One can twist these sides vertically and horizontally to either scramble or unscramble the colors of the cube—white, yellow, green, blue, orange, and red. The Rubik’s Cube, s an exercise in reliability, repetition, and resolution in a chaotic world that refuses to follow satisfying patterns.

There are 43 quintillion possible configurations on a Rubik’s Cube, and only one of those is correct. This may seem daunting, but I find it relieving. There are few scenarios in life where exactly one perfect solution exists. Choosing a college major is intimidating because the closest thing to a definitive, singular answer is an abstract “career goal” that is constantly in flux (in the span of one week in 2019, I switched from computer science to French to graphic design, and after each choice I felt certain I would never change my mind. I am now an English literature major). 

Solving my Rubik’s Cube, however, is a transition from chaos to clarity, from complexity to color-coded congruity. When solved, the red face is always across from the orange face, the white across from the yellow, and the blue across from the green. The cubie in the center of each face actually stays in the same place at all times. There is constancy in the light squeaking of each twist and turn, the solidness of each block of color, even the minty smell of it from the time I kept a package of Orbit gum in the same backpack pocket as the cube and rain fused its cool scent to every object in the pocket.

The beauty of the cube is that, while there is strictly one endpoint, one configuration that “cubers” consider solved, each cuber has their own idiosyncratic way of reaching it. 

Most cubes are black with colored stickers, but I see my cube without stickers, whose cubies themselves are dyed with color, as more durable. There are many methods of solving it, including the Roux Method, which requires more intuitive solving than memorized patterns, and the ZZ method, which entails more than four hundred algorithms. 

The method that works best for me is the Fridrich method (named for Jessica Fridrich, who first documented speed-cubing processes.) It is a brute force procedure that, while it may not be as elegant or slick, applies to any starting configuration and only necessitates nine short lists of motions to learn. It is not the fastest or the most dynamic, but it will always get the job done.

The cube’s secret is that it is actually not difficult at all.
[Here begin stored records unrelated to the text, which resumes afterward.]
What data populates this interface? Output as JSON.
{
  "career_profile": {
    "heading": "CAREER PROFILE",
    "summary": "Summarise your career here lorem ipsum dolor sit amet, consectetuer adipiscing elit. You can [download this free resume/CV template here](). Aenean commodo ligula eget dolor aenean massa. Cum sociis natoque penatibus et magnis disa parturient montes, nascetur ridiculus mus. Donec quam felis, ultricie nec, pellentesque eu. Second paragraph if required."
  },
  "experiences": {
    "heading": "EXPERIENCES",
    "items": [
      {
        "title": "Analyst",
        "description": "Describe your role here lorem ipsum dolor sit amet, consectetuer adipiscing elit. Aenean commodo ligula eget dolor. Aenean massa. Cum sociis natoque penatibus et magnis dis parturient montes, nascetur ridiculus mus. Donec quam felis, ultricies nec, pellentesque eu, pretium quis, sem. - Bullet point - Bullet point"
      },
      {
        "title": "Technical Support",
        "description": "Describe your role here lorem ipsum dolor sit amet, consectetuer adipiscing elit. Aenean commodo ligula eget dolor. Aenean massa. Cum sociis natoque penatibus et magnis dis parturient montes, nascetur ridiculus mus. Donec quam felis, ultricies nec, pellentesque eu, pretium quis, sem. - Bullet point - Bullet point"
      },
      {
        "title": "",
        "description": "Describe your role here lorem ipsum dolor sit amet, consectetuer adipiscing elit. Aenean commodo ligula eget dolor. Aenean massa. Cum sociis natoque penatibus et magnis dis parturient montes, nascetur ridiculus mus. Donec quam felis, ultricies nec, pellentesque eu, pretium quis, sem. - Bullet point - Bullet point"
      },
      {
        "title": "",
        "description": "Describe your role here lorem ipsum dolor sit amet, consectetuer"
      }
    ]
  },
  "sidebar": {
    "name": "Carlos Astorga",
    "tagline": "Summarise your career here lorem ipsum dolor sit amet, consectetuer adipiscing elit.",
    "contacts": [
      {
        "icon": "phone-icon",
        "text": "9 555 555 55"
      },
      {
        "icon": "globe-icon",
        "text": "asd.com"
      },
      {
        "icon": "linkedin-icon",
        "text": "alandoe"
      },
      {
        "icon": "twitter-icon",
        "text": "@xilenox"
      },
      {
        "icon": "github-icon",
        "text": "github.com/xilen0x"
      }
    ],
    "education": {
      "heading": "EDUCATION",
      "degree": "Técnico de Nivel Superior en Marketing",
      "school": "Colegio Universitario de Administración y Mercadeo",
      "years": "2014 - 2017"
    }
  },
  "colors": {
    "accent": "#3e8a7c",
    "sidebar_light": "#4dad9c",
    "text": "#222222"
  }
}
I learned how to do it a few years ago when I was bored, home alone, and felt like watching a few hours of YouTube videos of nerds explaining formulas. I love the implications about human collaboration, potential, and progress behind the fact that it took Ernő Rubik a month to solve the cube of his own invention, but anyone today can figure it out in an afternoon by internalizing procedures that others pioneered. 

With the right movements, a cuber can organize five squares of one color into a cross shape on one of the faces, slide in the corners to complete the face, secure the middle layer, then orient and permute the last layer, solving the cube, in under a minute. The tricky part is completing these steps without inadvertently negating previous advances, but it is more forgiving than you might expect; the algorithms don’t just put cubies in their proper positions, they can also allow the user to revert a piece back to its position, say, four twists ago, like an “undo” button in real life.
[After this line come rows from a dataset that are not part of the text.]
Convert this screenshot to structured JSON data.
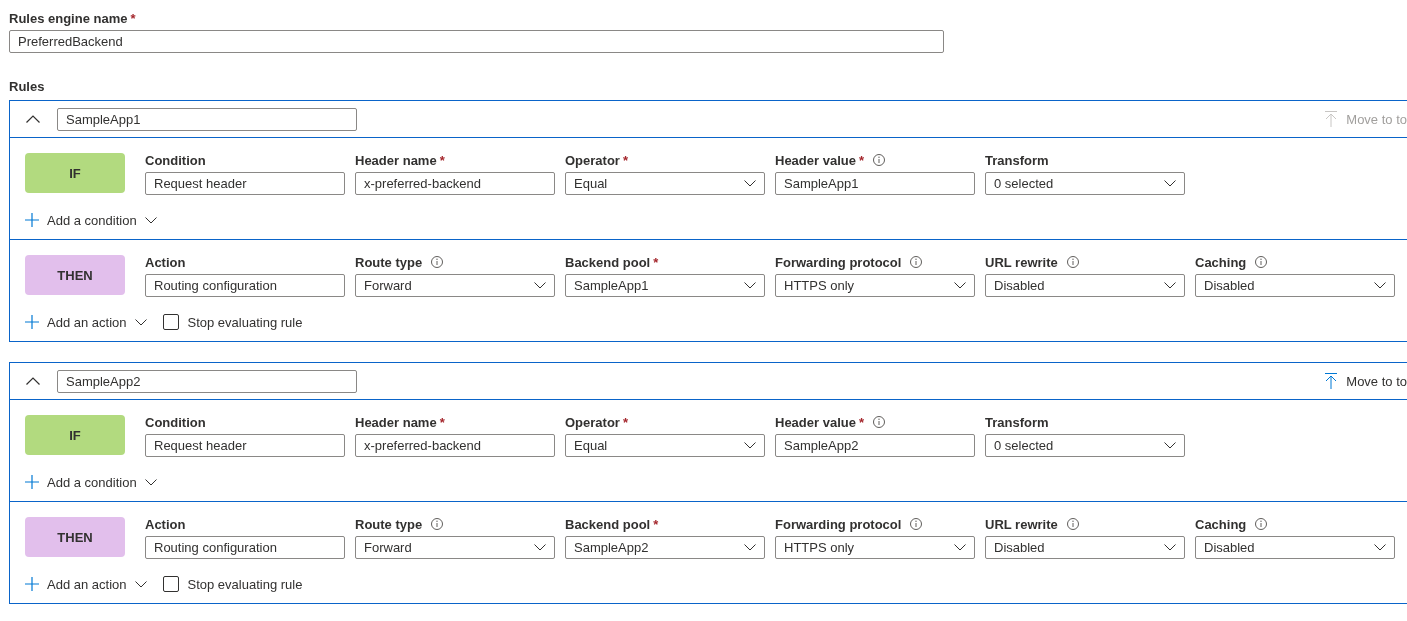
{
  "engine_name": {
    "label": "Rules engine name",
    "required_mark": "*",
    "value": "PreferredBackend"
  },
  "rules_label": "Rules",
  "rules": [
    {
      "name": "SampleApp1",
      "expanded": true,
      "move_to_top": {
        "label": "Move to to",
        "disabled": true
      },
      "sections": [
        {
          "pill": "IF",
          "kind": "condition",
          "fields": [
            {
              "label": "Condition",
              "info": false,
              "kind": "text",
              "value": "Request header"
            },
            {
              "label": "Header name",
              "required_mark": "*",
              "info": false,
              "kind": "text",
              "value": "x-preferred-backend"
            },
            {
              "label": "Operator",
              "required_mark": "*",
              "info": false,
              "kind": "dropdown",
              "value": "Equal"
            },
            {
              "label": "Header value",
              "required_mark": "*",
              "info": true,
              "kind": "text",
              "value": "SampleApp1"
            },
            {
              "label": "Transform",
              "info": false,
              "kind": "dropdown",
              "value": "0 selected"
            }
          ],
          "add": "Add a condition"
        },
        {
          "pill": "THEN",
          "kind": "action",
          "fields": [
            {
              "label": "Action",
              "info": false,
              "kind": "text",
              "value": "Routing configuration"
            },
            {
              "label": "Route type",
              "info": true,
              "kind": "dropdown",
              "value": "Forward"
            },
            {
              "label": "Backend pool",
              "required_mark": "*",
              "info": false,
              "kind": "dropdown",
              "value": "SampleApp1"
            },
            {
              "label": "Forwarding protocol",
              "info": true,
              "kind": "dropdown",
              "value": "HTTPS only"
            },
            {
              "label": "URL rewrite",
              "info": true,
              "kind": "dropdown",
              "value": "Disabled"
            },
            {
              "label": "Caching",
              "info": true,
              "kind": "dropdown",
              "value": "Disabled"
            }
          ],
          "add": "Add an action",
          "stop": {
            "label": "Stop evaluating rule",
            "checked": false
          }
        }
      ]
    },
    {
      "name": "SampleApp2",
      "expanded": true,
      "move_to_top": {
        "label": "Move to to",
        "disabled": false
      },
      "sections": [
        {
          "pill": "IF",
          "kind": "condition",
          "fields": [
            {
              "label": "Condition",
              "info": false,
              "kind": "text",
              "value": "Request header"
            },
            {
              "label": "Header name",
              "required_mark": "*",
              "info": false,
              "kind": "text",
              "value": "x-preferred-backend"
            },
            {
              "label": "Operator",
              "required_mark": "*",
              "info": false,
              "kind": "dropdown",
              "value": "Equal"
            },
            {
              "label": "Header value",
              "required_mark": "*",
              "info": true,
              "kind": "text",
              "value": "SampleApp2"
            },
            {
              "label": "Transform",
              "info": false,
              "kind": "dropdown",
              "value": "0 selected"
            }
          ],
          "add": "Add a condition"
        },
        {
          "pill": "THEN",
          "kind": "action",
          "fields": [
            {
              "label": "Action",
              "info": false,
              "kind": "text",
              "value": "Routing configuration"
            },
            {
              "label": "Route type",
              "info": true,
              "kind": "dropdown",
              "value": "Forward"
            },
            {
              "label": "Backend pool",
              "required_mark": "*",
              "info": false,
              "kind": "dropdown",
              "value": "SampleApp2"
            },
            {
              "label": "Forwarding protocol",
              "info": true,
              "kind": "dropdown",
              "value": "HTTPS only"
            },
            {
              "label": "URL rewrite",
              "info": true,
              "kind": "dropdown",
              "value": "Disabled"
            },
            {
              "label": "Caching",
              "info": true,
              "kind": "dropdown",
              "value": "Disabled"
            }
          ],
          "add": "Add an action",
          "stop": {
            "label": "Stop evaluating rule",
            "checked": false
          }
        }
      ]
    }
  ]
}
I wish I could say my Rubik’s Cube is a family heirloom, or a last gift from some lost loved one, or anything other than one of more than 350 million mass-produced polyethylene children’s toys on earth, and I concede that solving it is a pretty worthless skill to have. But I find comfort in that worthlessness. 

The universe is messy, uncertain, and hurtling toward entropy. Sometimes I need the reassurance of laughably low stakes and the solace of actions with no consequences. The rote memorization is not unlike how my mother prays her rosary, reciting rituals in her head as she moves from bead to bead.  The Rubik’s Cube becomes my escape.
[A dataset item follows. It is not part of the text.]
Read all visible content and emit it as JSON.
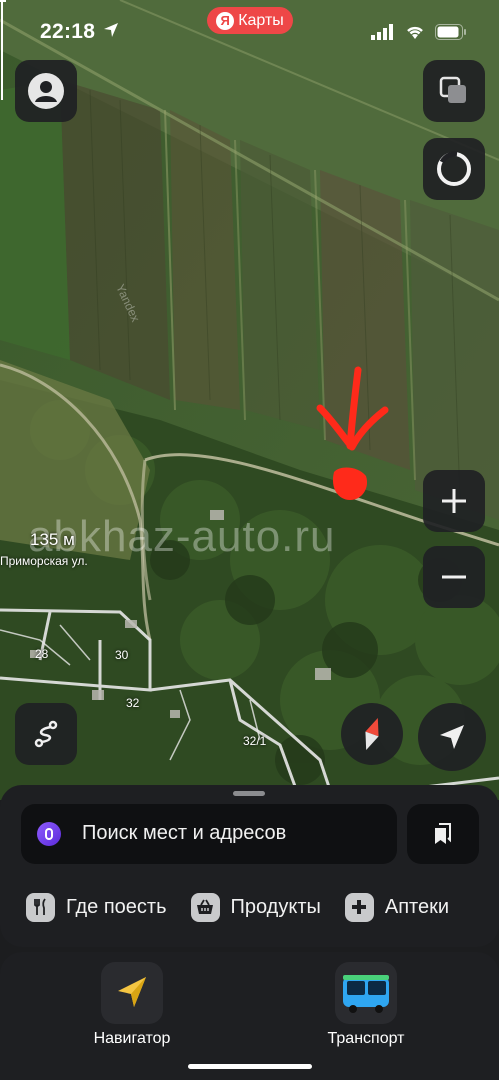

About The Author

I'm a student at Macaulay Honors College at CUNY Lehman College. I recently started a nonprofit, PaintingsforthePlanet.com , where I sell my art to raise funds for environmental organizations.